I have already asked in this blog for the Government to pay more attention to the housing market and in particular first time buyers – and I repeat this plea. It is my view that the Government could enter into a very simple agreement with the majority of lenders, asking them to lend 95% of loan to value with the Government guaranteeing 5% of the loan for first time buyers. The definition of first time buyer has now been brought into legislation via the emergency Budget. Given that it is a guarantee then it only becomes a cost to the Government should the loan go bad. The Government could limit this pot to a certain level and this extra expenditure could be funded from very simple changes to Capital Gains Tax dealing with particular people buying and selling non main residences within say a seven year period.
More action is required by the Government and first time buyers urgently need more help. This would stabilise the housing market and improve the general economy.
P.S. Since this article was written I was pleased to see that a lender has recently introduced a 95% product for first time buyers at a reasonable rate which required a guarantee from parents or grandparents. Whilst this does not go as far as a Government backed scheme it is certainly a welcome step in the right direction.

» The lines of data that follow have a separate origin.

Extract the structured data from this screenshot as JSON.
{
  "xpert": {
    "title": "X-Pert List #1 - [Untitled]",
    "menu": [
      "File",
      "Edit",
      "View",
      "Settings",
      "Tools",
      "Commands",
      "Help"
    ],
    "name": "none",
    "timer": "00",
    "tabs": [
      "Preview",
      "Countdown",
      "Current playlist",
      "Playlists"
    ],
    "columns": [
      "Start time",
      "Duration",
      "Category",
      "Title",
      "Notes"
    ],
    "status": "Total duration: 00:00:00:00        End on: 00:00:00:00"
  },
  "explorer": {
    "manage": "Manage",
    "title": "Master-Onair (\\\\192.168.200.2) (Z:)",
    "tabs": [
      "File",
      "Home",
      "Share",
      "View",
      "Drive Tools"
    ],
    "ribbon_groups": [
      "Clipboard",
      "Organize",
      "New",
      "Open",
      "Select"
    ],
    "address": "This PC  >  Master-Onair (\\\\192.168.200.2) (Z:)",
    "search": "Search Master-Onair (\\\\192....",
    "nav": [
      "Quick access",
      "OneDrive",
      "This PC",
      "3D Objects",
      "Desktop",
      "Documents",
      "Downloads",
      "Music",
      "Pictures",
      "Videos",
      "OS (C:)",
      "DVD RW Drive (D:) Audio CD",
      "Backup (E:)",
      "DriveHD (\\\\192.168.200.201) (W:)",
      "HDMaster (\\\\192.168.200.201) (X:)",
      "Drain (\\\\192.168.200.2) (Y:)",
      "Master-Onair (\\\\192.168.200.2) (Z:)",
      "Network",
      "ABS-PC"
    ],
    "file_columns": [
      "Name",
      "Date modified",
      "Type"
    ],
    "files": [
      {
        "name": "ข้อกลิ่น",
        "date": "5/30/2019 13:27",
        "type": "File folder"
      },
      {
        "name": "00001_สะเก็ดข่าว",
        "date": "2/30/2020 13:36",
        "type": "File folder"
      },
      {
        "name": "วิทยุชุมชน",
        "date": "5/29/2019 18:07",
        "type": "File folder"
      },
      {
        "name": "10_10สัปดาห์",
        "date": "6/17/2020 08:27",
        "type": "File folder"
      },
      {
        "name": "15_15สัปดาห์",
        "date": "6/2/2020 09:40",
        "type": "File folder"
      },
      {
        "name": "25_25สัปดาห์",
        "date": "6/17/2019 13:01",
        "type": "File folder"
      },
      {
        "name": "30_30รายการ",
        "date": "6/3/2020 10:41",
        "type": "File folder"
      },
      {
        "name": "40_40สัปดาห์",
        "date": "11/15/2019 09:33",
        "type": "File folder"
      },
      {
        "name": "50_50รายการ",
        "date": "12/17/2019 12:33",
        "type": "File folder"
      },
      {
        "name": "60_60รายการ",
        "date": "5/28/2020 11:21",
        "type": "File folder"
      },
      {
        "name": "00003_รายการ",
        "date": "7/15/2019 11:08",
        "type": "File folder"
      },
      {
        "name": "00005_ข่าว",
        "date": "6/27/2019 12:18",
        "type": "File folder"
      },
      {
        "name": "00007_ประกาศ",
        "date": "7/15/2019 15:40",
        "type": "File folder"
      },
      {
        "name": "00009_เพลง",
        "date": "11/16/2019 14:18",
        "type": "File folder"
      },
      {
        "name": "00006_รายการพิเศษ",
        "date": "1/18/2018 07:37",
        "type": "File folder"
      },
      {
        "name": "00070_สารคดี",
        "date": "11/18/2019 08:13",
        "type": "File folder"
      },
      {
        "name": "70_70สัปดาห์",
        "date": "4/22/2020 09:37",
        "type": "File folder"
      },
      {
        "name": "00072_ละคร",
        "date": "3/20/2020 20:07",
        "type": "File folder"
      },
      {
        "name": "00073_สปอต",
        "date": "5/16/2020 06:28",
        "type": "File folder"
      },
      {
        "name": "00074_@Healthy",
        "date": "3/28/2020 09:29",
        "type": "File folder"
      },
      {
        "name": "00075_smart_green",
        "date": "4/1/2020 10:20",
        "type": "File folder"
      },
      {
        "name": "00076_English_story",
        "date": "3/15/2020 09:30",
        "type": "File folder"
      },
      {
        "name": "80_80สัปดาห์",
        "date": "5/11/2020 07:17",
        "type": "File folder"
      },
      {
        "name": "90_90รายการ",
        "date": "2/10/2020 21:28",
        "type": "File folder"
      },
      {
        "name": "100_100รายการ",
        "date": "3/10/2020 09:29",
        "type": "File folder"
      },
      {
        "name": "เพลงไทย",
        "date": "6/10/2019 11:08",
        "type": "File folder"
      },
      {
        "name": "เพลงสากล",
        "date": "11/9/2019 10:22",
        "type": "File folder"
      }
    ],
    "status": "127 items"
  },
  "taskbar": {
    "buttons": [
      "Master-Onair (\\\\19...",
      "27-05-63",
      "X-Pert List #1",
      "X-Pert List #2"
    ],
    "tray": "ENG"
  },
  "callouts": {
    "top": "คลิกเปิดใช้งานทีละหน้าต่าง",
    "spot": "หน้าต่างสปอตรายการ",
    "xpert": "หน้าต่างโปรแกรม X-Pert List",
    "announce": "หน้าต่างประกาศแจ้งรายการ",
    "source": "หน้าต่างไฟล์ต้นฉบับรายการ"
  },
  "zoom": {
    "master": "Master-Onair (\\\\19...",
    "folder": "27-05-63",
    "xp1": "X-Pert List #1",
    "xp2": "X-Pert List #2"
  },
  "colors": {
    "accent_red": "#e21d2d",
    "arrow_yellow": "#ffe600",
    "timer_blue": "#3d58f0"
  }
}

I have been reading with interest the various reports that have come out in the last few weeks detailing the state of the Scottish housing market. All with the exception of a report from the Daily Express have been full of doom and gloom, indicating house price falls and activity levels down.
As I mentioned in a previous post, it is always important to treat house price reports with a degree of caution, particularly at this time of year. Whilst the housing market is not as seasonal as it once was, there is no doubt that in general you see an uplift in activity at the end of February which slightly dips with the school holidays in April. There then tends to be a peak in June with activity levels dropping for July and the middle of August. There is then the autumn surge which usually comes round about the end of August with the schools going back from the summer holidays and then there tends to be a surge at the end of December as people try to get into their properties before Christmas.
My experience for July 2010 is that there has been a higher than expected level of properties coming on to the market, coupled with the usual quietening down of the number of purchasers which is to be expected for this time of year. I think the end of August will be a telling time at which point we will be able to decide if the increase in market activity will continue or if we will get the slow down as expected.
Figures from the Registers of Scotland indicate that on average activity in the Scottish market is between 10% and 20% up on a month to month basis. My feeling is that for the rest of 2010 we will see activity levels much closer to 2009 levels with house prices remaining stable. I will keep you up-to-date as soon as more information becomes available.